RECORDS TO PROCESS below:

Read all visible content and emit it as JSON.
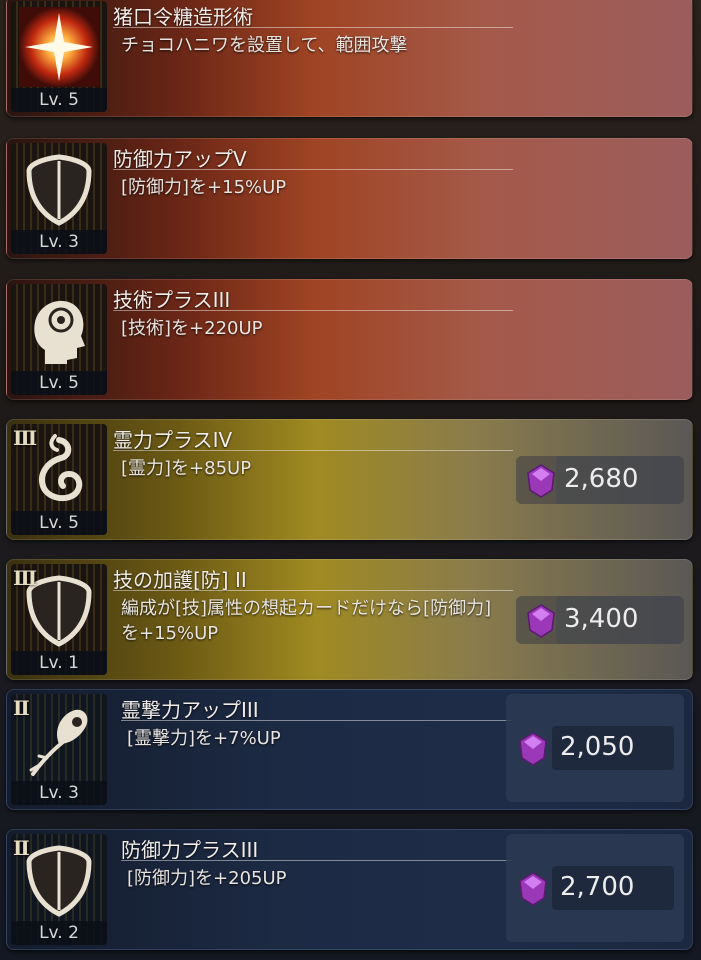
{
  "skills": [
    {
      "name": "猪口令糖造形術",
      "desc": "チョコハニワを設置して、範囲攻撃",
      "level": "Lv. 5",
      "rank": "",
      "cost": "",
      "theme": "red",
      "icon": "burst-icon"
    },
    {
      "name": "防御力アップV",
      "desc": "[防御力]を+15%UP",
      "level": "Lv. 3",
      "rank": "",
      "cost": "",
      "theme": "red",
      "icon": "shield-icon"
    },
    {
      "name": "技術プラスIII",
      "desc": "[技術]を+220UP",
      "level": "Lv. 5",
      "rank": "",
      "cost": "",
      "theme": "red",
      "icon": "head-icon"
    },
    {
      "name": "霊力プラスIV",
      "desc": "[霊力]を+85UP",
      "level": "Lv. 5",
      "rank": "III",
      "cost": "2,680",
      "theme": "gold",
      "icon": "spirit-swirl-icon"
    },
    {
      "name": "技の加護[防] II",
      "desc": "編成が[技]属性の想起カードだけなら[防御力]を+15%UP",
      "level": "Lv. 1",
      "rank": "III",
      "cost": "3,400",
      "theme": "gold",
      "icon": "shield-icon"
    },
    {
      "name": "霊撃力アップIII",
      "desc": "[霊撃力]を+7%UP",
      "level": "Lv. 3",
      "rank": "II",
      "cost": "2,050",
      "theme": "blue",
      "icon": "spirit-blast-icon"
    },
    {
      "name": "防御力プラスIII",
      "desc": "[防御力]を+205UP",
      "level": "Lv. 2",
      "rank": "II",
      "cost": "2,700",
      "theme": "blue",
      "icon": "shield-icon"
    }
  ],
  "colors": {
    "gem": "#a040c0",
    "gem_highlight": "#e090ff",
    "icon_stroke": "#e8e0d0"
  }
}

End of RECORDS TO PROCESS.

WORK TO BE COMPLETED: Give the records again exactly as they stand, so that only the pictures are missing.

RESPONSE BOX:
Read all visible content and emit it as JSON.
{
  "skills": [
    {
      "name": "猪口令糖造形術",
      "desc": "チョコハニワを設置して、範囲攻撃",
      "level": "Lv. 5",
      "rank": "",
      "cost": "",
      "theme": "red",
      "icon": "burst-icon"
    },
    {
      "name": "防御力アップV",
      "desc": "[防御力]を+15%UP",
      "level": "Lv. 3",
      "rank": "",
      "cost": "",
      "theme": "red",
      "icon": "shield-icon"
    },
    {
      "name": "技術プラスIII",
      "desc": "[技術]を+220UP",
      "level": "Lv. 5",
      "rank": "",
      "cost": "",
      "theme": "red",
      "icon": "head-icon"
    },
    {
      "name": "霊力プラスIV",
      "desc": "[霊力]を+85UP",
      "level": "Lv. 5",
      "rank": "III",
      "cost": "2,680",
      "theme": "gold",
      "icon": "spirit-swirl-icon"
    },
    {
      "name": "技の加護[防] II",
      "desc": "編成が[技]属性の想起カードだけなら[防御力]を+15%UP",
      "level": "Lv. 1",
      "rank": "III",
      "cost": "3,400",
      "theme": "gold",
      "icon": "shield-icon"
    },
    {
      "name": "霊撃力アップIII",
      "desc": "[霊撃力]を+7%UP",
      "level": "Lv. 3",
      "rank": "II",
      "cost": "2,050",
      "theme": "blue",
      "icon": "spirit-blast-icon"
    },
    {
      "name": "防御力プラスIII",
      "desc": "[防御力]を+205UP",
      "level": "Lv. 2",
      "rank": "II",
      "cost": "2,700",
      "theme": "blue",
      "icon": "shield-icon"
    }
  ],
  "colors": {
    "gem": "#a040c0",
    "gem_highlight": "#e090ff",
    "icon_stroke": "#e8e0d0"
  }
}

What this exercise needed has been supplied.